Plans are in place to revamp Kastanienallee ahead of the lab
Globalizing local urban concepts
Meanwhile, city councilman Jens-Holger Kirchner maintains that the museum's plans to set up along the Kastanienallee are perfectly in order.
"The street reveals a range of people whose different interests clash, just like in a lab," he said. "New ways of life and urbanity are developing. It is for this reason that we adapted our construction plan so that the lab could take place."
After the Guggenheim's first installment in downtown Manhattan this summer, the lab team will pack up a temporary building designed by the Japanese architecture firm Atelier Bow-Wow and travel to Berlin in 2012 to continue free workshops and lectures exploring comfort in an urban environment.

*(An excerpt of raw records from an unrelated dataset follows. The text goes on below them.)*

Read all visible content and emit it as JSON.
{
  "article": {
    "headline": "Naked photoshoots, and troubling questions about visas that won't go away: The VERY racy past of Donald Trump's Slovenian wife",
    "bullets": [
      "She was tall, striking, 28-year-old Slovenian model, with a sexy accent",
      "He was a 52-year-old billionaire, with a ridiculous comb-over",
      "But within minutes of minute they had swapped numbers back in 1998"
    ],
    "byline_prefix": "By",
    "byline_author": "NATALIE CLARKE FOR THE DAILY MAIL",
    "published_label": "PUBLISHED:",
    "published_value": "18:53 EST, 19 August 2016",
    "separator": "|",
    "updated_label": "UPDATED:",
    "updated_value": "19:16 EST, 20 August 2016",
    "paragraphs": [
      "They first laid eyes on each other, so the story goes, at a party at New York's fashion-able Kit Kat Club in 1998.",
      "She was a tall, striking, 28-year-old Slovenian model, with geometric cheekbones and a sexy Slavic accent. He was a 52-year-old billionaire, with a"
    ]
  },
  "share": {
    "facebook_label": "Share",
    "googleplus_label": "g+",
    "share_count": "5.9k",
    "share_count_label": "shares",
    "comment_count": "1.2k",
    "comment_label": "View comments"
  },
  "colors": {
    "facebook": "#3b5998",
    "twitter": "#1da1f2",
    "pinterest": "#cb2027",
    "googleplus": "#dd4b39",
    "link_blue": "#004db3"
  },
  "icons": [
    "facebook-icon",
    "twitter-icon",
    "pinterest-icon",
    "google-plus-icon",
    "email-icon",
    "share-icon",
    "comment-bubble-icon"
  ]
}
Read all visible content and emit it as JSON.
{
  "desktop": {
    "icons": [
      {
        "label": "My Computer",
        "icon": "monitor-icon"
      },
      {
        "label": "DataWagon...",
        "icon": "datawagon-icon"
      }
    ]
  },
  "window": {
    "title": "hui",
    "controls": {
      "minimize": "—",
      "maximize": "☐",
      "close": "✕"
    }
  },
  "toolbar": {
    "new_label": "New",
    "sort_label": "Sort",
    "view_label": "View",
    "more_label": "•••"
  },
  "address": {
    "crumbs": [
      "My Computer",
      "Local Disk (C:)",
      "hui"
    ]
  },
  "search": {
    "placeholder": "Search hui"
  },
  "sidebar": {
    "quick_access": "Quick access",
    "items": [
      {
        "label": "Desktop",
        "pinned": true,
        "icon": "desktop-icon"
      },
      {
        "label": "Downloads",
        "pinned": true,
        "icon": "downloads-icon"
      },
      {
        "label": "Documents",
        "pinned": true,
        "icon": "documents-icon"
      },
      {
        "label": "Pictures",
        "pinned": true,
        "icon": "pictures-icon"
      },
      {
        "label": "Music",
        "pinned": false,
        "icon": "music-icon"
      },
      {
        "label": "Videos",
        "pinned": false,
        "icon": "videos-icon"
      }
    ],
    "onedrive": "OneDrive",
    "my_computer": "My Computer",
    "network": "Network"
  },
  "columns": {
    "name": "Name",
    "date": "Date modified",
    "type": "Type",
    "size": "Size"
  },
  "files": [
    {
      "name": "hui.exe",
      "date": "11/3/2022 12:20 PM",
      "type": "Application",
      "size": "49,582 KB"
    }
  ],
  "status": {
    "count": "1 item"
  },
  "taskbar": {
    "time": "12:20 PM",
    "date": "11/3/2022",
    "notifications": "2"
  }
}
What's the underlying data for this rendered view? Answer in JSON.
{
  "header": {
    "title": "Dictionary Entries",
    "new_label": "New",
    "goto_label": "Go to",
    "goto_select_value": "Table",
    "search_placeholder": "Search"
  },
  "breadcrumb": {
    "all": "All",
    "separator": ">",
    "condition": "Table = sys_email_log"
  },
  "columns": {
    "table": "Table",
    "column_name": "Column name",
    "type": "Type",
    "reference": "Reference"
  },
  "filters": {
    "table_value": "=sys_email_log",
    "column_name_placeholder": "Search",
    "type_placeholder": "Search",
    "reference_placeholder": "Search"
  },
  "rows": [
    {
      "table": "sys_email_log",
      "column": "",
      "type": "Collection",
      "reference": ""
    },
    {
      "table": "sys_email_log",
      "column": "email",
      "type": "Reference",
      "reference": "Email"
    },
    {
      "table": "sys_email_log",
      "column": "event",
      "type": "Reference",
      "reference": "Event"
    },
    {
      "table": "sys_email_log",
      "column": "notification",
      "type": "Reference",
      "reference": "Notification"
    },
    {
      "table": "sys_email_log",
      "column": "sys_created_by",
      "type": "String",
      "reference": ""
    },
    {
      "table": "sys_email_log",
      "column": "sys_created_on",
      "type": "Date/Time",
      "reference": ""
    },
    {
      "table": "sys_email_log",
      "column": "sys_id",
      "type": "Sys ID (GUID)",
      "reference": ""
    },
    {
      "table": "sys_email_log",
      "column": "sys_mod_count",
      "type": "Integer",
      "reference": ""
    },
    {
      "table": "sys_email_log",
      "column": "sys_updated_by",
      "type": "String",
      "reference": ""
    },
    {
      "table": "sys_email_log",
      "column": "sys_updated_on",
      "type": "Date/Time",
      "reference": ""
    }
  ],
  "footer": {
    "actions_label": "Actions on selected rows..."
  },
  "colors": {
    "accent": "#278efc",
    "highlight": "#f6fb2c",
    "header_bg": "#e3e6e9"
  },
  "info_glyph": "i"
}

The third stop of the lab's first trip will be a city in Asia, after which findings will be compiled and displayed in New York. Two subsequent cycles will be announced at a later date.
The lab is predicated on the concept that local solutions for developing urban comfort can be applied on a global scale. Curator Maria Nicanor hopes that questions raised at one venue will spark solutions and innovative proposals for other cities.
"Any city is built upon the interactions between all its different people, groups, and organizations," she said. "We rely on each other, and this is an important element we highlight within this collaboration. Overall, we hope that the lab can be reproduced anywhere, empowering its inhabitants."
She explained that the mobile structure should be able to weave itself into the everyday urban fabric of any city, providing locals with a platform to gather, raise questions, explore, and share ideas that prompt action. While the museum is not able to discuss location specifics at this time, Nicanor hopes that the lab in Berlin will offer the local community and visitors a new space for public interaction.
An interesting case study
The Guggenheim has not addressed protests against use of the Kastanienallee, yet Nicanor indicated in abstract terms that the lab will touch upon such issues once it arrives. "Berlin is a city that has undergone significant change in the last decades and promises us not only ample opportunities for urban analysis, but also possibilities for exploring other social and political factors that will shine a different light on the project," said Nicanor. "
Meanwhile, a visit to the website of Stoppt-K21 reveals open hostility to the kind of comfort globetrotters take for granted as easily in Prenzlauerberg as in downtown New York. The site maintains that "Bio-Egocentrism" has besieged everyone from iPhone-carrying individuals in second-hand garments to the politicians themselves. "The urban legends of Bionade-bourgeoisie and philistine mothers who send their kids to yoga lessons at the age of three are no novelty," the site states.
In principle, the BMW Guggenheim Lab should be able to address such phenomena, drawing upon the findings and experiences gathered in the nine cities total it intends to tour. Nicanor said she is sure that the lab will reach out to a variety of people in Berlin to develop collective solutions. "The city is such a vibrant place and an incubator of different types of research, organizations, and ideas," she said.
The beliefs of Stoppt-K21 could certainly add another dimension to the discussions, that is, if its members deign to set foot anywhere near Atelier Bow-Wow's temporary building. If not, the lab may end up developing large-scale plans without the input of angered locals who feel excluded from future plans for their own city.
Author: Rebecca Schmid
Editor: Kate Bowen